Top of TASK INPUTS

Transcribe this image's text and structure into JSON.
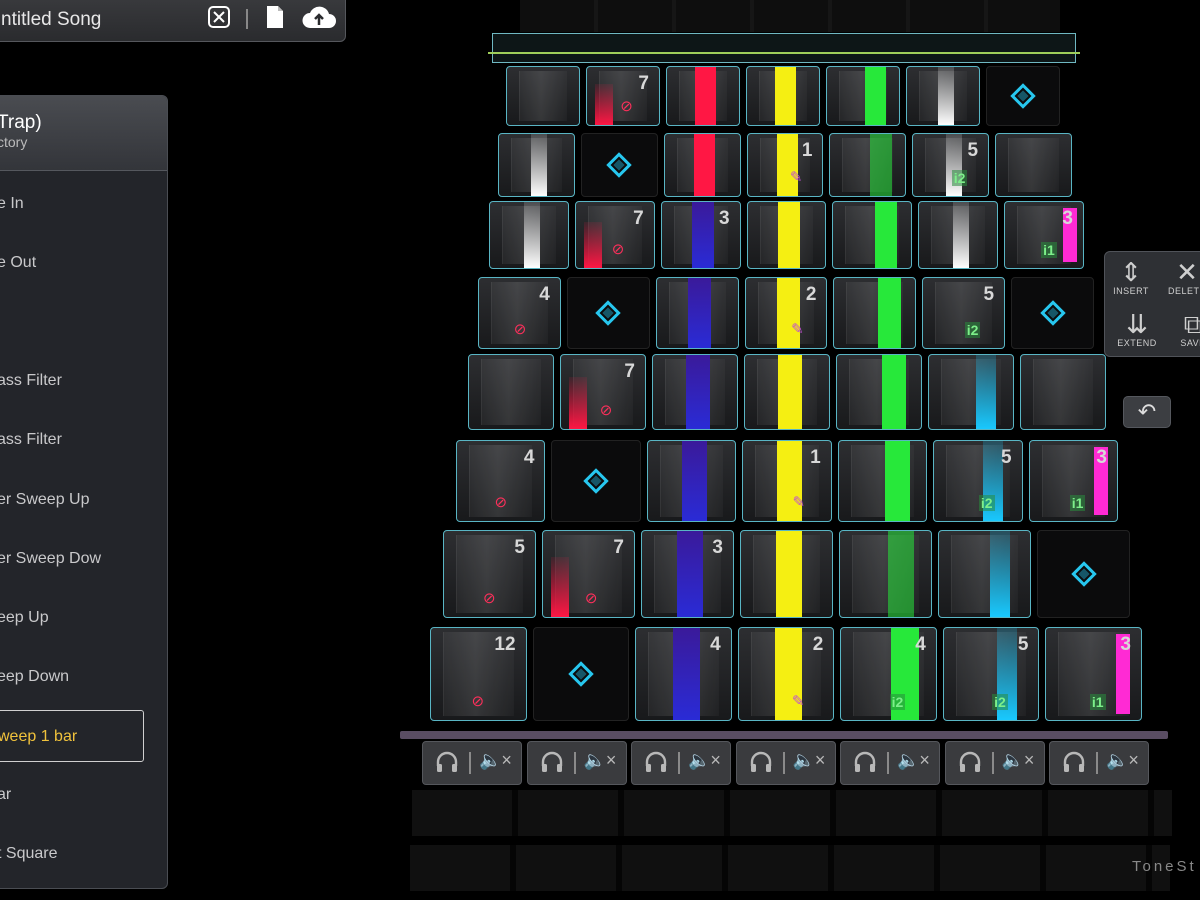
{
  "title_bar": {
    "song_title": "ntitled Song",
    "close_icon": "close-box-icon",
    "file_icon": "file-icon",
    "upload_icon": "cloud-upload-icon"
  },
  "preset_panel": {
    "pack_name": "Trap)",
    "pack_source": "ctory",
    "presets": [
      "e In",
      "e Out",
      "",
      "ass Filter",
      "ass Filter",
      "er Sweep Up",
      "er Sweep Dow",
      "eep Up",
      "eep Down",
      "weep 1 bar",
      "ar",
      "t Square"
    ],
    "selected_index": 9
  },
  "tools": {
    "insert": "INSERT",
    "delete": "DELETE",
    "extend": "EXTEND",
    "save": "SAVE"
  },
  "grid": {
    "rows": [
      [
        "",
        "7",
        "",
        "",
        "",
        "",
        ""
      ],
      [
        "",
        "",
        "",
        "1",
        "",
        "5",
        ""
      ],
      [
        "",
        "7",
        "3",
        "",
        "",
        "",
        "3"
      ],
      [
        "4",
        "",
        "",
        "2",
        "",
        "5",
        ""
      ],
      [
        "",
        "7",
        "",
        "",
        "",
        "",
        ""
      ],
      [
        "4",
        "",
        "",
        "1",
        "",
        "5",
        "3"
      ],
      [
        "5",
        "7",
        "3",
        "",
        "",
        "",
        ""
      ],
      [
        "12",
        "",
        "4",
        "2",
        "4",
        "5",
        "3"
      ]
    ],
    "track_colors": [
      "#ff1744",
      "#2a2bd6",
      "#f5ef12",
      "#27e83a",
      "#19c9ff",
      "#ff2ad4"
    ]
  },
  "channels": {
    "count": 7,
    "headphone_icon": "headphones-icon",
    "mute_icon": "speaker-mute-icon"
  },
  "brand": "ToneSt"
}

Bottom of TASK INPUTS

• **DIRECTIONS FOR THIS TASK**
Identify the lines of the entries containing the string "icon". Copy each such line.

• **ANSWER**
    "close_icon": "close-box-icon",
    "file_icon": "file-icon",
    "upload_icon": "cloud-upload-icon"
    "headphone_icon": "headphones-icon",
    "mute_icon": "speaker-mute-icon"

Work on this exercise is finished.